Neuralstem, the 11-year-old company, is finally readying for trials of its patented nerve stem cell products on the first three of its possible targets:
- traumatic spinal cord injury,
- another type of paralysis often associated with stroke, and,
- amyotrophic lateral sclerosis (ALS), known as Lou Gehrig’s disease.
There are no cures for the conditions. In a study at Johns Hopkins, Neuralstem stem cells extended the life of rats with a form of ALS.
‘‘These stem cells not only survived in an extremely adverse environment, but may have actually produced and delivered motor neuron growth factors, which promote growth and function, to the sick motor neurons,” said Vassillis E. Koliatsos, whose lab conducted the study.
While other studies have reported only limited success with spinal cord-injured rats, ‘‘we made them walk again,” said Neuralstem’s scientific founder and chairman, Karl Johe. ‘‘We do expect the same thing in humans but it is more complicated.”
Such injuries in humans are more variable, but he would have expected the treatment to have worked for paralyzed actor Christopher Reeve.
Grafts of Neuralstem’s stem cells into 16 rats 3 weeks after they were paralyzed showed a ‘‘progressive recovery of ambulatory function” in studies at the University of California, San Diego. (See video: University of California, San Diego.)
The company’s first human trials on a neurological disease will be to treat ALS which weakens muscles from the loss of nerve cells in the brain and spinal cord, eventually leading to death.
But first, Neuralstem expects to file a new investigative drug application next month with the U.S. Food and Drug Administration for human trials of its spinal cord stem cell treatment for ischemic spastic paraplegia. This paralysis results from blood shortage from the kind of stroke that can follow surgery or an injury such as a gunshot wound. Neurostem anticipates filing a second application with the FDA next year for traumatic spinal cord injury.

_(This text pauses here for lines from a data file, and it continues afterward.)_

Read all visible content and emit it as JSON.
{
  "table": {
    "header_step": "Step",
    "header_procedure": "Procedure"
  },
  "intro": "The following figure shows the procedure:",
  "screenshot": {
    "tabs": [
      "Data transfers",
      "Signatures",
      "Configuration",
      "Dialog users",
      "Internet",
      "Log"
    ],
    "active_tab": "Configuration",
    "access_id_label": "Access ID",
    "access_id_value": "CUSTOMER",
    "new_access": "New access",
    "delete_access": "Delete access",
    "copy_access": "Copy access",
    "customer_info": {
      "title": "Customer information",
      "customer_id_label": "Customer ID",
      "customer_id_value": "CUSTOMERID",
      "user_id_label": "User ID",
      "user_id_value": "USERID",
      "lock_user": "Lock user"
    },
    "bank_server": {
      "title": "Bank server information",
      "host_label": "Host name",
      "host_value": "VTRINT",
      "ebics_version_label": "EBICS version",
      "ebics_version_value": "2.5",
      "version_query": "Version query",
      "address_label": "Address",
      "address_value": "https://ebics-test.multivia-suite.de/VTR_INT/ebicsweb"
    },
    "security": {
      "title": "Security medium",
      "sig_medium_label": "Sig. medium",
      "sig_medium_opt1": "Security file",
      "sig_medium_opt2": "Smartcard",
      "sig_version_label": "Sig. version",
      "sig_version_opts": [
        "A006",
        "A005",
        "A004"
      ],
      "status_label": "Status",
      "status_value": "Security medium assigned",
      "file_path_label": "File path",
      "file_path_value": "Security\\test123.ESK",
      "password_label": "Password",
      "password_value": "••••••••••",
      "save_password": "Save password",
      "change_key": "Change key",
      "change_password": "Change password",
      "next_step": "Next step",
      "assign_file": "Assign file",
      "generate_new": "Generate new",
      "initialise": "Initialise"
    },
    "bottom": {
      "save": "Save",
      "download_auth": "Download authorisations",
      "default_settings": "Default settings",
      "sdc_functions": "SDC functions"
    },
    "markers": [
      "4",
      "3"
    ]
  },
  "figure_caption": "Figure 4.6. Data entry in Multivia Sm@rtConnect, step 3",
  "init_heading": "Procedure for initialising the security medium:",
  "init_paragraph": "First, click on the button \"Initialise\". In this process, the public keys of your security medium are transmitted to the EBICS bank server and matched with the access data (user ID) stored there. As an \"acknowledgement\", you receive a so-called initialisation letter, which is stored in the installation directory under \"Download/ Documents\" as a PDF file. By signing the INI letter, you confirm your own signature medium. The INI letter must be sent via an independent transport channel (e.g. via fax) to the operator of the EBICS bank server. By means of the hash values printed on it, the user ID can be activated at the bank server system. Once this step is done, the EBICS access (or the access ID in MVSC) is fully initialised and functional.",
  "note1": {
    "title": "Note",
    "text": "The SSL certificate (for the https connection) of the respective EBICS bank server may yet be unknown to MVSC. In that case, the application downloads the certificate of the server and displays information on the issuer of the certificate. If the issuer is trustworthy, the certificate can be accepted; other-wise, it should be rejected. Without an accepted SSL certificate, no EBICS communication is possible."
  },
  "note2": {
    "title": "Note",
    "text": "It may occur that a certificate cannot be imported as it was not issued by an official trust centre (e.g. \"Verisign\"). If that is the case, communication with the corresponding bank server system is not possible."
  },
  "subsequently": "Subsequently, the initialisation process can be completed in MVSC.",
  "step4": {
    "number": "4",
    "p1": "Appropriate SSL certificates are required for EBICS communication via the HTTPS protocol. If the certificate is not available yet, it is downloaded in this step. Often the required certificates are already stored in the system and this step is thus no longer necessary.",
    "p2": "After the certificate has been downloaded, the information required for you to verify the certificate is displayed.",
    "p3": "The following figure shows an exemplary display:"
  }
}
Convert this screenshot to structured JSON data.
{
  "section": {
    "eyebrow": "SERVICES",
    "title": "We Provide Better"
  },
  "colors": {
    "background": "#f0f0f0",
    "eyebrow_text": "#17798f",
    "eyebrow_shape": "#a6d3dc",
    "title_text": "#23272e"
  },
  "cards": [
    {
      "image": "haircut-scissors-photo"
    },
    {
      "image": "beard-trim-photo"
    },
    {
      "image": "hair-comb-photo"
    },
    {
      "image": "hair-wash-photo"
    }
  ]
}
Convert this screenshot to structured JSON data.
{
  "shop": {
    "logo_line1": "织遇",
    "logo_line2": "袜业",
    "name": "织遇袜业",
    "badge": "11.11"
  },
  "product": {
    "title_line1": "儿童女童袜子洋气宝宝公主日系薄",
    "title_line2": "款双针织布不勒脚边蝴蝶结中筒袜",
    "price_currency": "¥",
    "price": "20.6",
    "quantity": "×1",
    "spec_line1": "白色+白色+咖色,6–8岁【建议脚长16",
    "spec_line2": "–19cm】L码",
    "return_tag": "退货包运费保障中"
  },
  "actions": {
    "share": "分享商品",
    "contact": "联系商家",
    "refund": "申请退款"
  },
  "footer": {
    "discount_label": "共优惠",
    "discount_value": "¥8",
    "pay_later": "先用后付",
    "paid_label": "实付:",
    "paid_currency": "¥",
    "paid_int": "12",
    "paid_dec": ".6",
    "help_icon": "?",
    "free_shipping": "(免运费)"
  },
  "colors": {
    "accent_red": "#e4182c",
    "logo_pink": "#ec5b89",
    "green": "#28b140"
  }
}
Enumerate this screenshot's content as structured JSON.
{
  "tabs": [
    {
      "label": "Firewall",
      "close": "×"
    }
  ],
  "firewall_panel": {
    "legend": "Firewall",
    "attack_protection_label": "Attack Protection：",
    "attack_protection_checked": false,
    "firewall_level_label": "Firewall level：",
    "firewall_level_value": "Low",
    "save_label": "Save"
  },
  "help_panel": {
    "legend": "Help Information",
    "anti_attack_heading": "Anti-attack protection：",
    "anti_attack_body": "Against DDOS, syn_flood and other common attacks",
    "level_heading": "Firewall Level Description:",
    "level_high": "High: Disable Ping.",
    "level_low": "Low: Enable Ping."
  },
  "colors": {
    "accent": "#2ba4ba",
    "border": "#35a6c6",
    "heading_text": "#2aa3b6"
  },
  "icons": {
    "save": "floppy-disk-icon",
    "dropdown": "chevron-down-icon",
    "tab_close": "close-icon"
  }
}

Ilustration: Microsoft Clipart.
ALS Therapy Development Institute (11/30/07)
The Spinal Cord Injury Zone (11/30/07)